And, of course, I used this melody for the final section of my arrangement of All Through the Night on Under the Greenwood Tree. That is a far more lyrical arrangement as well.
Who knows, perhaps someday I’ll create an entire album of arrangements of Forest Green!
Plaintive, yearning, and consoling simultaneously, a song to keep us moving forward through the darkness.
Also available in sheet music.
I love this melody, which is the office hymn for Whitsunday and was the great hit of the Middle Ages, set by nearly every composer for nearly every vocal ensemble imaginable.
Here it jumps to the piano!
What is the phrase that must first only be whispered?
When I first created this piece I was afraid it would kill people!
Which is my way of saying: Victory overcomes, and that includes volume!
The Riddle Song — English folk song, and
A Gift to Be Simple — Shaker hymn.
I had not originally intended to have a title track for the album, but I am so glad to have been given this piece: to hear, to play, to share.
Not too long before I was going to record the CD, my friend Phyllis commented that it needed a title track. I felt the music was all complete as it was; “a handfull of quietness” was the title of the CD, it didn’t need to be the title of the song.
As is so often the case, Phyllis was right. About 10 days or so before my recording sessions, this music came to me in one complete thought. I knew immediately that it was the anticipated title track.

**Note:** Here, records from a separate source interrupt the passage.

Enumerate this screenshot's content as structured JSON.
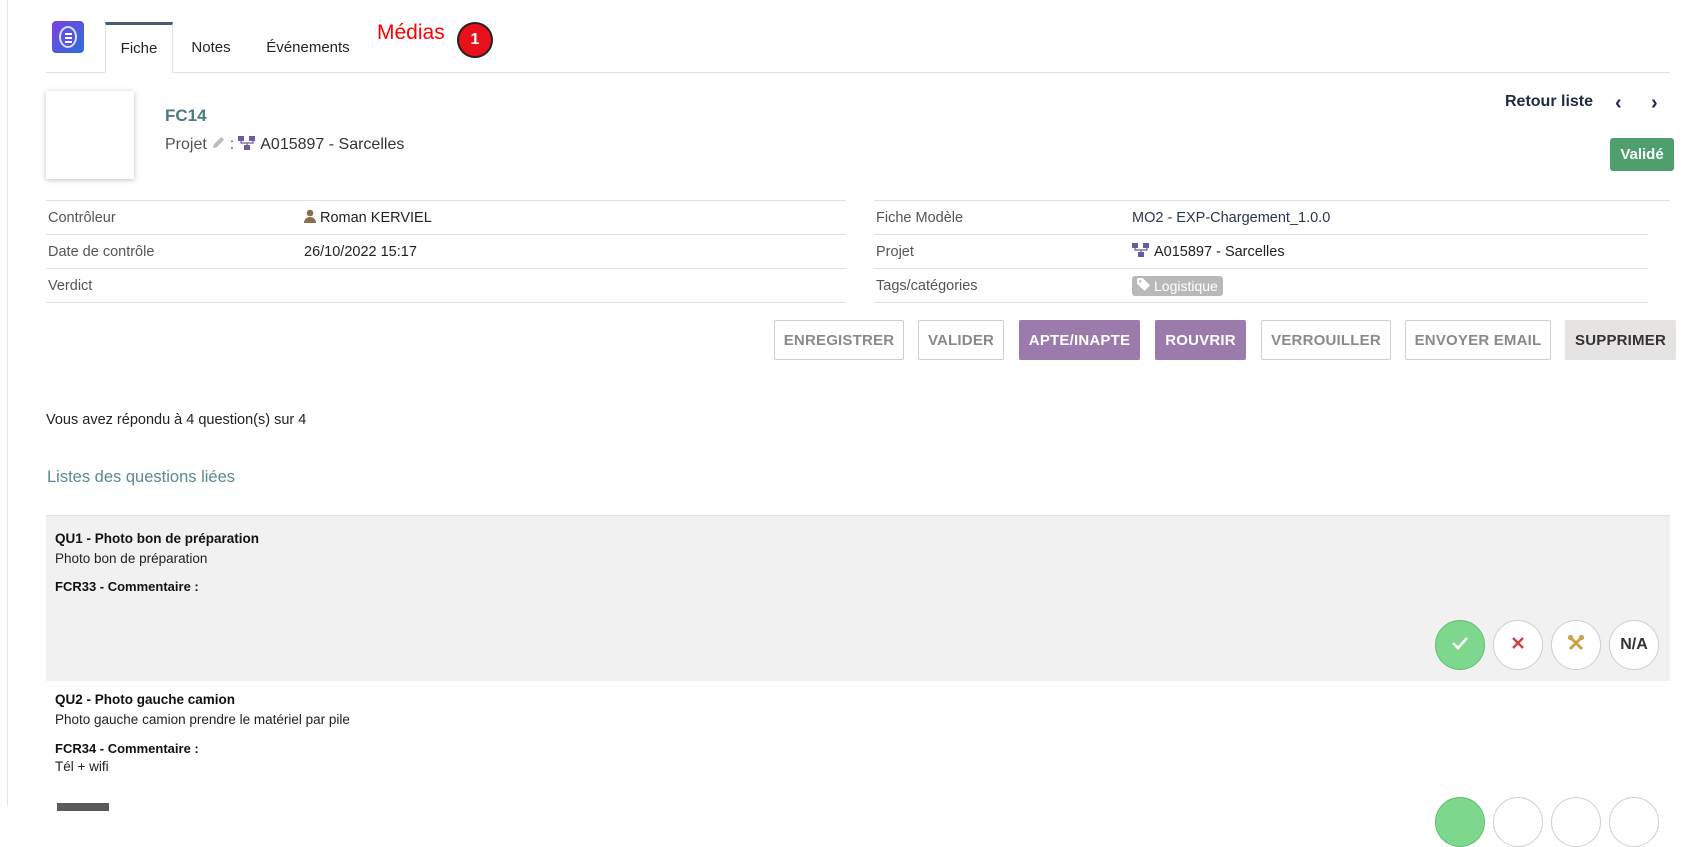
{
  "tabs": {
    "fiche": "Fiche",
    "notes": "Notes",
    "events": "Événements",
    "medias": "Médias",
    "medias_badge": "1"
  },
  "header": {
    "code": "FC14",
    "project_label": "Projet",
    "project_sep": ":",
    "project_value": "A015897 - Sarcelles",
    "back_label": "Retour liste",
    "prev_glyph": "‹",
    "next_glyph": "›",
    "status": "Validé"
  },
  "info_left": [
    {
      "label": "Contrôleur",
      "value": "Roman KERVIEL",
      "icon": "user-icon"
    },
    {
      "label": "Date de contrôle",
      "value": "26/10/2022 15:17"
    },
    {
      "label": "Verdict",
      "value": ""
    }
  ],
  "info_right": [
    {
      "label": "Fiche Modèle",
      "value": "MO2 - EXP-Chargement_1.0.0"
    },
    {
      "label": "Projet",
      "value": "A015897 - Sarcelles",
      "icon": "project-tree-icon"
    },
    {
      "label": "Tags/catégories",
      "value": "Logistique",
      "icon": "tag-icon"
    }
  ],
  "actions": {
    "enregistrer": "ENREGISTRER",
    "valider": "VALIDER",
    "apte": "APTE/INAPTE",
    "rouvrir": "ROUVRIR",
    "verrouiller": "VERROUILLER",
    "email": "ENVOYER EMAIL",
    "supprimer": "SUPPRIMER"
  },
  "answered_text": "Vous avez répondu à 4 question(s) sur 4",
  "linked_title": "Listes des questions liées",
  "questions": [
    {
      "title": "QU1 - Photo bon de préparation",
      "desc": "Photo bon de préparation",
      "comment_label": "FCR33 - Commentaire :",
      "comment_value": "",
      "na": "N/A"
    },
    {
      "title": "QU2 - Photo gauche camion",
      "desc": "Photo gauche camion prendre le matériel par pile",
      "comment_label": "FCR34 - Commentaire :",
      "comment_value": "Tél + wifi"
    }
  ],
  "colors": {
    "status_green": "#4f9e6e",
    "purple_button": "#9a7bab",
    "ok_green": "#7dd88e",
    "annotation_red": "#ff0000"
  }
}
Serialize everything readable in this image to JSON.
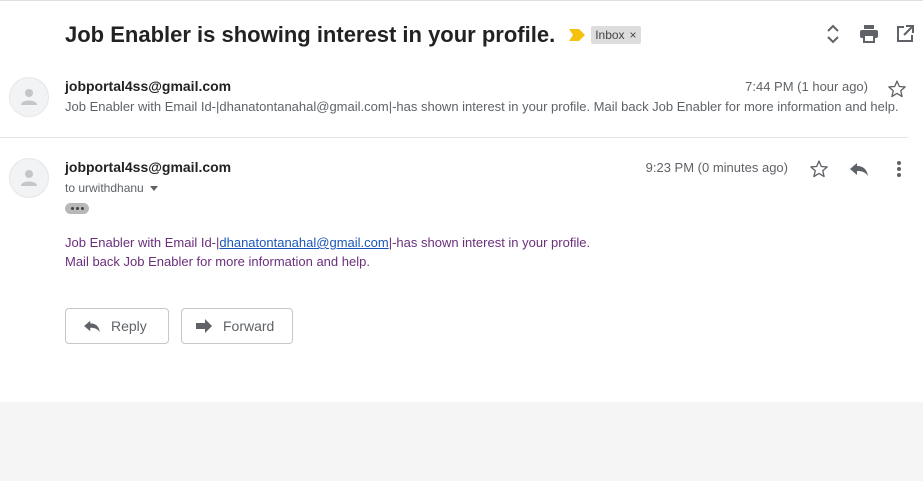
{
  "thread": {
    "subject": "Job Enabler is showing interest in your profile.",
    "label": "Inbox",
    "label_remove": "×"
  },
  "messages": [
    {
      "sender": "jobportal4ss@gmail.com",
      "time": "7:44 PM (1 hour ago)",
      "snippet": "Job Enabler with Email Id-|dhanatontanahal@gmail.com|-has shown interest in your profile. Mail back Job Enabler for more information and help."
    },
    {
      "sender": "jobportal4ss@gmail.com",
      "to": "to urwithdhanu",
      "time": "9:23 PM (0 minutes ago)",
      "body_line1_prefix": "Job Enabler with Email Id-|",
      "body_email": "dhanatontanahal@gmail.com",
      "body_line1_suffix": "|-has shown interest in your profile.",
      "body_line2": "Mail back Job Enabler for more information and help."
    }
  ],
  "actions": {
    "reply_label": "Reply",
    "forward_label": "Forward"
  },
  "icons": {
    "importance": "importance-marker-icon",
    "expand": "expand-collapse-icon",
    "print": "print-icon",
    "open_new_window": "open-in-new-window-icon",
    "star": "star-icon",
    "reply": "reply-icon",
    "more": "more-vertical-icon",
    "avatar": "person-icon"
  },
  "colors": {
    "importance": "#f4c20d",
    "body_text": "#6b2f7c",
    "link": "#1a56b9"
  }
}
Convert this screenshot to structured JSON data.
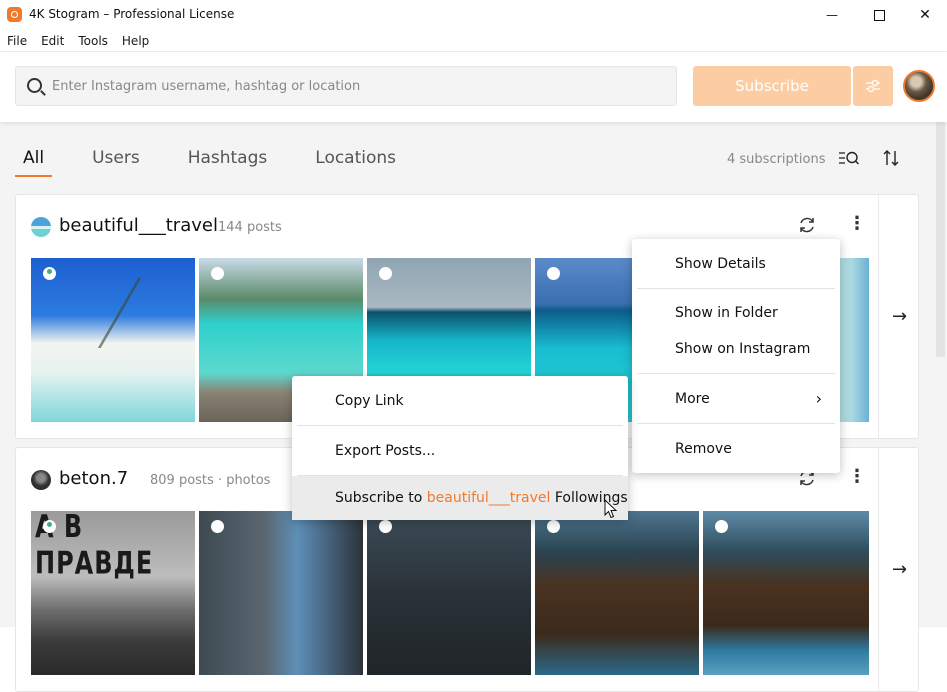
{
  "window": {
    "title": "4K Stogram – Professional License",
    "controls": {
      "minimize": "—",
      "maximize": "☐",
      "close": "✕"
    }
  },
  "menubar": [
    "File",
    "Edit",
    "Tools",
    "Help"
  ],
  "header": {
    "search_placeholder": "Enter Instagram username, hashtag or location",
    "search_value": "",
    "subscribe_label": "Subscribe",
    "colors": {
      "accent": "#f07a2c",
      "accent_light": "#fccca3"
    }
  },
  "toolbar": {
    "tabs": [
      {
        "label": "All",
        "active": true
      },
      {
        "label": "Users",
        "active": false
      },
      {
        "label": "Hashtags",
        "active": false
      },
      {
        "label": "Locations",
        "active": false
      }
    ],
    "subscriptions_count": "4 subscriptions",
    "icons": {
      "list_search": "≡Q",
      "sort": "⇅",
      "arrow_right": "→",
      "refresh": "↻",
      "more": "⋮"
    }
  },
  "subscriptions": [
    {
      "name": "beautiful___travel",
      "meta": "144 posts",
      "thumbs": [
        "beach-palm",
        "bora-bora-dock",
        "maldives-villas",
        "ocean-palms",
        "lagoon-teal"
      ]
    },
    {
      "name": "beton.7",
      "meta": "809 posts · photos",
      "thumbs": [
        "brick-wall-praвде",
        "old-balcony-building",
        "columns-building",
        "lake-forest",
        "lake-forest-2"
      ]
    }
  ],
  "context_menu_main": {
    "items": [
      "Show Details",
      "Show in Folder",
      "Show on Instagram",
      "More",
      "Remove"
    ]
  },
  "context_menu_more": {
    "items": [
      "Copy Link",
      "Export Posts..."
    ],
    "subscribe_prefix": "Subscribe to",
    "subscribe_user": "beautiful___travel",
    "subscribe_suffix": "Followings"
  }
}
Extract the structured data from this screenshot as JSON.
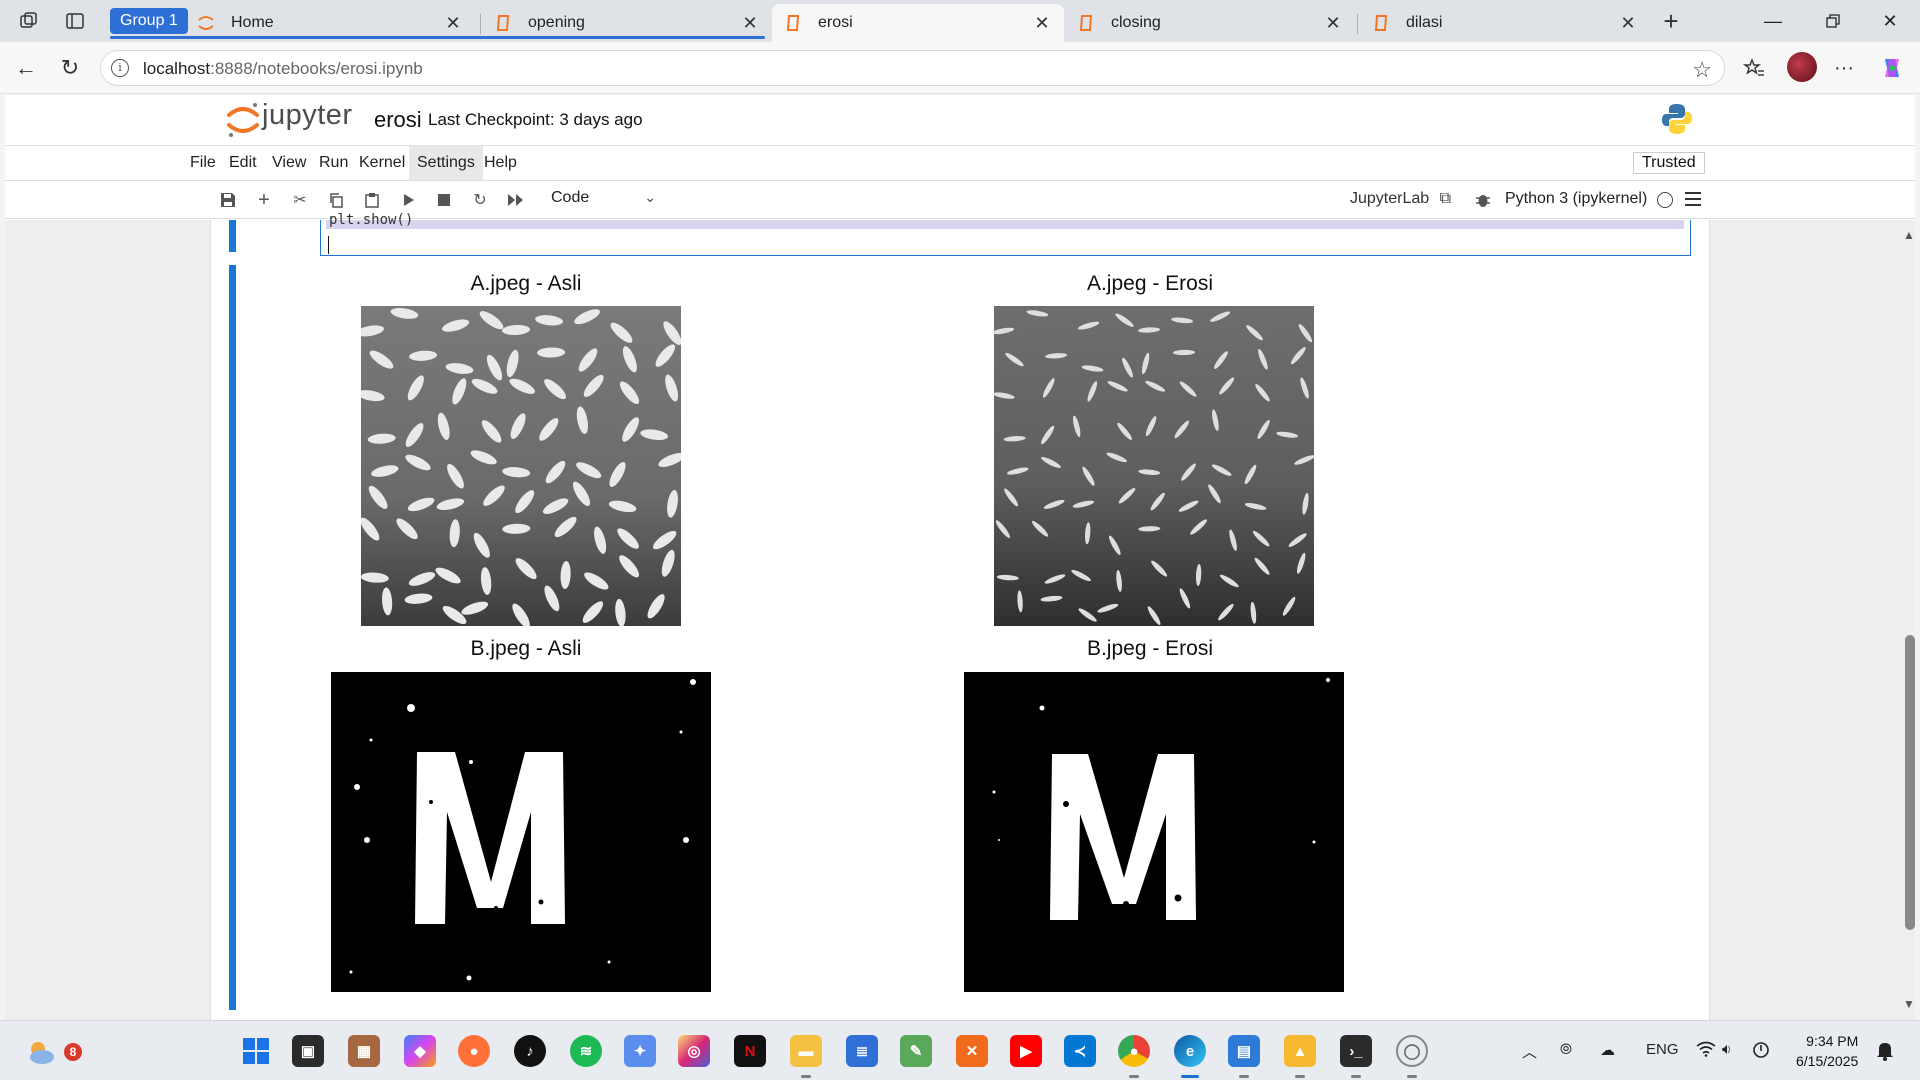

A Handfull of Quietness is available in sheet music. I’ve used it quite often in church for quiet background music, say, while the altar is being censed.